The trick to marking off the pins and tails is to use the square or outside face as a register. (If you use the inside face, your marks can be all kind of funky angles.) After the layout is complete, it’s a matter of sawing to the lines then chopping out the waste. Because I work pins first, I began with the pins in the drawer backs. To transfer the pins to my tail board, I set the completed back in position, making sure the orientation is correct. To cut the tails, I go back to the band saw and cut just off the layout lines, inside the pin waste area. Ordinarily, I would chop the waste at my bench, but because the parts are angled – and the waste area is so narrow – I stay at the band saw and trim the waste using power. Nibble. Nibble. Each time staying just tight to my baseline. Because this is a poplar-to-poplar fit, I get a little smash factor to make it all work.
The drawer fronts are not tapered, but the sides are. Again, I have to use the straightedge-and-utility-knife layout method, but from there the process is the same as with standard dovetailed drawers. The only difference is the tail sockets are tapered from top to bottom. To transfer my pins to the tail board (drawer sides), I set the front at my scribe lines, which is a consistent 1/2″, then transfer the lay out.
In the drawers of the Shaker Counter, the bottom was slid into the 1/2″ thickness of the bottom edge. The lowboy drawer bottoms at applied – it’s good to have the thickness at the bottom for nailing. I use the counter on a daily basis, and the drawers slide spectacularly. I’m wondering if it’s the design (heavy bottoms) or the yellow pine I used for drawer parts. I’ll have a better picture when the lowboy is wrapped up.
Build Something Great!

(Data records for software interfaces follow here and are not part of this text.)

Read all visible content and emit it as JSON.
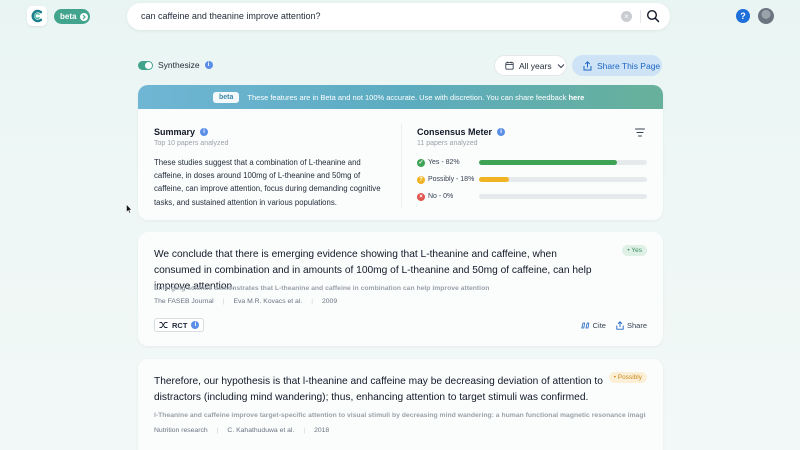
{
  "header": {
    "beta_label": "beta",
    "search_query": "can caffeine and theanine improve attention?",
    "help_label": "?"
  },
  "controls": {
    "synthesize_label": "Synthesize",
    "years_label": "All years",
    "share_label": "Share This Page"
  },
  "banner": {
    "tag": "beta",
    "text": "These features are in Beta and not 100% accurate. Use with discretion. You can share feedback",
    "link": "here"
  },
  "summary": {
    "title": "Summary",
    "subtitle": "Top 10 papers analyzed",
    "text": "These studies suggest that a combination of L-theanine and caffeine, in doses around 100mg of L-theanine and 50mg of caffeine, can improve attention, focus during demanding cognitive tasks, and sustained attention in various populations."
  },
  "meter": {
    "title": "Consensus Meter",
    "subtitle": "11 papers analyzed",
    "rows": [
      {
        "label": "Yes - 82%",
        "percent": 82,
        "color": "#3fa356",
        "icon": "check-icon"
      },
      {
        "label": "Possibly - 18%",
        "percent": 18,
        "color": "#f0b323",
        "icon": "possibly-icon"
      },
      {
        "label": "No - 0%",
        "percent": 0,
        "color": "#e0574f",
        "icon": "x-icon"
      }
    ]
  },
  "results": [
    {
      "claim": "We conclude that there is emerging evidence showing that L-theanine and caffeine, when consumed in combination and in amounts of 100mg of L-theanine and 50mg of caffeine, can help improve attention.",
      "badge": "• Yes",
      "takeaway": "Emerging science demonstrates that L-theanine and caffeine in combination can help improve attention",
      "journal": "The FASEB Journal",
      "authors": "Eva M.R. Kovacs et al.",
      "year": "2009",
      "study_type": "RCT",
      "cite": "Cite",
      "share": "Share"
    },
    {
      "claim": "Therefore, our hypothesis is that l-theanine and caffeine may be decreasing deviation of attention to distractors (including mind wandering); thus, enhancing attention to target stimuli was confirmed.",
      "badge": "• Possibly",
      "takeaway": "l-Theanine and caffeine improve target-specific attention to visual stimuli by decreasing mind wandering: a human functional magnetic resonance imagin...",
      "journal": "Nutrition research",
      "authors": "C. Kahathuduwa et al.",
      "year": "2018"
    }
  ]
}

This lowboy is an upcoming project in Popular Woodworking Magazine. To see the entire project, pick up the February 2014 magazine – if you’re not a subscriber.